After a recent series of severe storms over several years resulted in $24.6 billion of debt, Democrats and Republicans agreed that the National Flood Insurance Program (NFIP) could be improved before reauthorization. They disagreed, however, on how to make that happen.
Red Snapper And Proposed Budget Cuts Snap Attention Of Senators During Appropriations Committee Hearing
The Department of Commerce (DOC) touches your life in more ways than you’d imagine, impacting areas from trade to economic development to weather forecasting. On Thursday, the Senate Appropriations Subcommittee on Commerce, Justice, and Science held a hearing to discuss the president’s budget recommendations for the DOC for Fiscal Year (FY) 2018. Senators from both sides of the aisle were concerned with the proposed steep cuts, which represent a 15.8 percent decrease from FY 2017 enacted levels and highlighted programs, including Sea Grant, that have tremendous returns on investment for their states.
If there was one thing Republicans and Democrats easily agreed on this week, it’s that being $24.6 billion in debt is no way to operate. In a hearing preparing for the reauthorization of the National Flood Insurance Program, legislators on the House Financial Services Committee proposed changes to the program to help it gain sounder financial ground.

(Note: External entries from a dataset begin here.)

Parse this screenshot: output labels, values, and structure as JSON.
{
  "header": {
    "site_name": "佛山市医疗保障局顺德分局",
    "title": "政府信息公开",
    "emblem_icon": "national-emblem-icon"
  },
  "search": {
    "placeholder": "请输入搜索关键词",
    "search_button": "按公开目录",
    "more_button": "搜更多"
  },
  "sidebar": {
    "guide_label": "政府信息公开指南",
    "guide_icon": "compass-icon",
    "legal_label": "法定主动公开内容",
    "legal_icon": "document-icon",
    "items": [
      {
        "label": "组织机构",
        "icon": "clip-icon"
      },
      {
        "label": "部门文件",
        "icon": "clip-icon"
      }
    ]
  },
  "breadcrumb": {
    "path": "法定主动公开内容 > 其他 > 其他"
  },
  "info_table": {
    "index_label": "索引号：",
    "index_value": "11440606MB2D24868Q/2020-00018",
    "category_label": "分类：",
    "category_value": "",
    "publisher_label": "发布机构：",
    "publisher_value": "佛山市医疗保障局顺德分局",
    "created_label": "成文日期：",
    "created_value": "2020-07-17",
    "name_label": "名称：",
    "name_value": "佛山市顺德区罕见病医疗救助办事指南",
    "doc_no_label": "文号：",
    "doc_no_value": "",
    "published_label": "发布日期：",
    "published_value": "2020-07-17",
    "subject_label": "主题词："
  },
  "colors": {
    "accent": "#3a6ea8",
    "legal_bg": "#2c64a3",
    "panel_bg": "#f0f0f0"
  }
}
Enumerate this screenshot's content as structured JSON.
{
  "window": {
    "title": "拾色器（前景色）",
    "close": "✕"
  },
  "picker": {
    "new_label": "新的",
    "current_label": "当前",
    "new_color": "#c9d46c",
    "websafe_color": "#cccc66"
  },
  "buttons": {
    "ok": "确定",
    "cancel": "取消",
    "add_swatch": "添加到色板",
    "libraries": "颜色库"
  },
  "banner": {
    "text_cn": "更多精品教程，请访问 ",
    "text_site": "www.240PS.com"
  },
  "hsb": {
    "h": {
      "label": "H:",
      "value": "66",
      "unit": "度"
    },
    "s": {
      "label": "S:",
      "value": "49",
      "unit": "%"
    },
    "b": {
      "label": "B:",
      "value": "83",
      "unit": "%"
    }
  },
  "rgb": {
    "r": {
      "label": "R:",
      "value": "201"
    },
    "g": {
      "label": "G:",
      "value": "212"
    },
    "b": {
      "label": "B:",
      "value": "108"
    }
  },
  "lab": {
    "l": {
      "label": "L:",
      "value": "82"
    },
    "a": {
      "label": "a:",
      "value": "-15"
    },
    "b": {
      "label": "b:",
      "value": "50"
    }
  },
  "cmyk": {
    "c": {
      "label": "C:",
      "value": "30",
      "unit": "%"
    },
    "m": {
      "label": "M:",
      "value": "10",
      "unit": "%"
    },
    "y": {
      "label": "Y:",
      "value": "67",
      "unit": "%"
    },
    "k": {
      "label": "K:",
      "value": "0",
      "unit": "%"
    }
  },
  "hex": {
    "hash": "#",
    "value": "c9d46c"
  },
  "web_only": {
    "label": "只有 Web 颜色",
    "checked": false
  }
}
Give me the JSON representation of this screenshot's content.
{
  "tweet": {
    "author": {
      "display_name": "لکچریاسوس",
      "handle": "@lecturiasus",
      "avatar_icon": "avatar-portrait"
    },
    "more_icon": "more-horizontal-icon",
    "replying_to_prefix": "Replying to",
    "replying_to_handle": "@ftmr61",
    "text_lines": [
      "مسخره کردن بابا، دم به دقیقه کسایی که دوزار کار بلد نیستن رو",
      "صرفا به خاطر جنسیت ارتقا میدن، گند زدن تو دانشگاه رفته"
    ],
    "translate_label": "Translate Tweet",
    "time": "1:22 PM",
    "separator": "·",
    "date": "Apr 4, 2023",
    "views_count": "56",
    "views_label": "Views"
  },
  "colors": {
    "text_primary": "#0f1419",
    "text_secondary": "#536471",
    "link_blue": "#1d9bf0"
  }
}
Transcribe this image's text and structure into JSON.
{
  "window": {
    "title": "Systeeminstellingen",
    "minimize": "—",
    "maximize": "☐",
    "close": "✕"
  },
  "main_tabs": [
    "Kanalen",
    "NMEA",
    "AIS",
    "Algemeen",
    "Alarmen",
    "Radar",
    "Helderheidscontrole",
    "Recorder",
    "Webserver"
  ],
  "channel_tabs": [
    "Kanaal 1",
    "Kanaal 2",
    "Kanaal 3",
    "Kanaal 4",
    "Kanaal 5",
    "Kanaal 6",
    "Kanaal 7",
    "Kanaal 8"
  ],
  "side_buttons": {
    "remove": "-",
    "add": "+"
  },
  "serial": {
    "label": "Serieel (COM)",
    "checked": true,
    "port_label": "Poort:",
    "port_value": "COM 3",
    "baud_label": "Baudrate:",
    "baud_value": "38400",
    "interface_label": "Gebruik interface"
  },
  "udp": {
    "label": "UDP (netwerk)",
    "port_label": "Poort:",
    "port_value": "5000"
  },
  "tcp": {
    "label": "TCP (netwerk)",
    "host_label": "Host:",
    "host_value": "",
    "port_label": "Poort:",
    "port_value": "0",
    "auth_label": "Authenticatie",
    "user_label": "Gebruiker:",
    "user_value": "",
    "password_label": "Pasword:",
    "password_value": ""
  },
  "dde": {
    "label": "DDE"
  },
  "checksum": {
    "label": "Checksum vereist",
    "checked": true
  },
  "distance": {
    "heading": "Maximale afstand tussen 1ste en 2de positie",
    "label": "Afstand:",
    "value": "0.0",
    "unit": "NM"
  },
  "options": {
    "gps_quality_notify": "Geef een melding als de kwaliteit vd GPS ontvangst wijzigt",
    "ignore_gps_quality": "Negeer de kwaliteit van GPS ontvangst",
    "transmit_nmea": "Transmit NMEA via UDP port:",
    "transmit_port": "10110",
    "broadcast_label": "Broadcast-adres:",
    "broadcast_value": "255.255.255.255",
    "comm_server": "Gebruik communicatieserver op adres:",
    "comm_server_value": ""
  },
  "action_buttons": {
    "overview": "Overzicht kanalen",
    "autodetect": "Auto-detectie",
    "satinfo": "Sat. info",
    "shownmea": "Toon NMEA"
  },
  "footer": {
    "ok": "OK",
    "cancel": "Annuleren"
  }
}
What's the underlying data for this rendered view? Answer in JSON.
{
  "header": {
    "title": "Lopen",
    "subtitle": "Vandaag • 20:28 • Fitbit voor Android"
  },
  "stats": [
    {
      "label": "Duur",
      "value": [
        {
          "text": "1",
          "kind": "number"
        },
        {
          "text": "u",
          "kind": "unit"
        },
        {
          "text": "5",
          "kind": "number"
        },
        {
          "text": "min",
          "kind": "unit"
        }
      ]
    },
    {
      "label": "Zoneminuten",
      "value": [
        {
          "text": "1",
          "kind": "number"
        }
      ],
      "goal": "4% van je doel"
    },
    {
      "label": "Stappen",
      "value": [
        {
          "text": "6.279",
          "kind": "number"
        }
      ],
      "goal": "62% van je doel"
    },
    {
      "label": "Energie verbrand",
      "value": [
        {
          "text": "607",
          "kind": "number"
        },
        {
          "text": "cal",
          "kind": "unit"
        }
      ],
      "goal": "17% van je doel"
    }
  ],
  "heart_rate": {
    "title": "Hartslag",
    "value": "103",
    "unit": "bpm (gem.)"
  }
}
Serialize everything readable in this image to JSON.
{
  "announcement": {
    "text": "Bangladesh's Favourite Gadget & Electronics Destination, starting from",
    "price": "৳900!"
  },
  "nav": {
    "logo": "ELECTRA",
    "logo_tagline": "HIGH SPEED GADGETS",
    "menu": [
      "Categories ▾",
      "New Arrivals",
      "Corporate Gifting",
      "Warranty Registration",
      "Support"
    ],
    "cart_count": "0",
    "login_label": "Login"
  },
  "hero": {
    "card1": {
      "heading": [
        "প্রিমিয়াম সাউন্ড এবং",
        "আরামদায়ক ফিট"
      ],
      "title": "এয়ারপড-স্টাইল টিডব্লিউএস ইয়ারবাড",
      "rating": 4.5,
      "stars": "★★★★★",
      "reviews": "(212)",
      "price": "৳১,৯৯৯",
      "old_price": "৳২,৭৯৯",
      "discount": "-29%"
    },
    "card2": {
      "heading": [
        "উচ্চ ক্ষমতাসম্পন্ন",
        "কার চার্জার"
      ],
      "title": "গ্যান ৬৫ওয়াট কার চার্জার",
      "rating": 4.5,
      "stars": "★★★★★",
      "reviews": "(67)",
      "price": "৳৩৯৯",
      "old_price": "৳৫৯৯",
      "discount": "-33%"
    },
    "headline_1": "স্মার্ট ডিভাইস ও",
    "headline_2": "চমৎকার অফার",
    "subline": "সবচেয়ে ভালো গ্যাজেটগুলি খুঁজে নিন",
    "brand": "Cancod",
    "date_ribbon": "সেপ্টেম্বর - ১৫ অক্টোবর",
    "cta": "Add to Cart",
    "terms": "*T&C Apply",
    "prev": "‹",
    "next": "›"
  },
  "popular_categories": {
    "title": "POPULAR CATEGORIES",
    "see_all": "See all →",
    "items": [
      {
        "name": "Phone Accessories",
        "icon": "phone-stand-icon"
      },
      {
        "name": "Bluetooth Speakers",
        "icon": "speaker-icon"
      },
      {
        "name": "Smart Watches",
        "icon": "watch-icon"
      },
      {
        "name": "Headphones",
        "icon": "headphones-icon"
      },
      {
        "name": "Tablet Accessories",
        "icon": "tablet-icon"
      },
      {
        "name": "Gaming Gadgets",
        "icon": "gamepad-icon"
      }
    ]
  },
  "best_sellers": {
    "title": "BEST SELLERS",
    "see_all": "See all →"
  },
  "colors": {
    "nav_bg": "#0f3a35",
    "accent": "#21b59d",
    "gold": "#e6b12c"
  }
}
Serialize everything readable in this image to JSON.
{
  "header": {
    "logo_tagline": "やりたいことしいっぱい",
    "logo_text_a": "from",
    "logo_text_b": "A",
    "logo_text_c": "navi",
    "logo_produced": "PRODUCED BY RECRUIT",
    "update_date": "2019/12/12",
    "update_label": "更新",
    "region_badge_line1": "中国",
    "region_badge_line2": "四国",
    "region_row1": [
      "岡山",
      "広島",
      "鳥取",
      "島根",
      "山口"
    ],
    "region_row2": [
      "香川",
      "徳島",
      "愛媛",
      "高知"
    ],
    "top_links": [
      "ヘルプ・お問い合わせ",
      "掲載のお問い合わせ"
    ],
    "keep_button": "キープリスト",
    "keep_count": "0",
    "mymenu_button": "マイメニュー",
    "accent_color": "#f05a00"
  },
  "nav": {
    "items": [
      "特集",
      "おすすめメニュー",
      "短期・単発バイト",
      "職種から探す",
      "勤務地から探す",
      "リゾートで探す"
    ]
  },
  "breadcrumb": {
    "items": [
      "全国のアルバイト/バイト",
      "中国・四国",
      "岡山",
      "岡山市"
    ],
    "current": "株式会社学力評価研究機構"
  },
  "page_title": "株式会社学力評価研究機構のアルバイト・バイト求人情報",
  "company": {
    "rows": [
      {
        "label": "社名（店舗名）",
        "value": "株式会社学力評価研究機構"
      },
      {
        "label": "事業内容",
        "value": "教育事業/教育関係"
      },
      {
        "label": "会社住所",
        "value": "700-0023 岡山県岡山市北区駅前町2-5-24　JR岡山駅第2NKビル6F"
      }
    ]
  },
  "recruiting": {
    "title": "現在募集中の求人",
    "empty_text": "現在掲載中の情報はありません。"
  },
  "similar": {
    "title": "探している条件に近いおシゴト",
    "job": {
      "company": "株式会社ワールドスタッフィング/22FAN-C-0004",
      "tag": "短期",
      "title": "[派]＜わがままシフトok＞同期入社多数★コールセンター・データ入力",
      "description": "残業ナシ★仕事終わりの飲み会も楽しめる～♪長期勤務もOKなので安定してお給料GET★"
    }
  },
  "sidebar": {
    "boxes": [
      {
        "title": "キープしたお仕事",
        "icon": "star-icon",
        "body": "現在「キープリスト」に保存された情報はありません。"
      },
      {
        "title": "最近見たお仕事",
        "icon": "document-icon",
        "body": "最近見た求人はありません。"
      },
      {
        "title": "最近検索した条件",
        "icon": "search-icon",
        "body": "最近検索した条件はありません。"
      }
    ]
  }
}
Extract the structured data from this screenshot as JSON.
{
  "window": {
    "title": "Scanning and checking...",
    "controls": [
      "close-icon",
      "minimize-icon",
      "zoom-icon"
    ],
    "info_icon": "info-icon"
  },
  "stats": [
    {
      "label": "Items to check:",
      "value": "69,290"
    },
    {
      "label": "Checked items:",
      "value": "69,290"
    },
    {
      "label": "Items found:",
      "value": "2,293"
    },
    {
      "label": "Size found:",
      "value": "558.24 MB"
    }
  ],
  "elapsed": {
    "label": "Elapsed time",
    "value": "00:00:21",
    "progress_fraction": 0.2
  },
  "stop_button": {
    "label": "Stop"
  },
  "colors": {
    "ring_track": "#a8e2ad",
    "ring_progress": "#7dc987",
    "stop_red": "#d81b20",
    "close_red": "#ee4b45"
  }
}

When a snowstorm closed airports across the northeast last week, two congressmen stranded in Texas devised a creative travel scheme, opting for a cross-country road trip to D.C. instead of waiting for airports to reopen. While their adventure received significant attention, the subject of natural disasters was also receiving attention in several congressional hearings. In the House and Senate, hearings focused specifically on flood insurance, and members of the Economic Development, Public Buildings, and Emergency Management Subcommittee of House Transportation and Infrastructure Committee held a hearing to discuss the future of the National Preparedness System (NPS).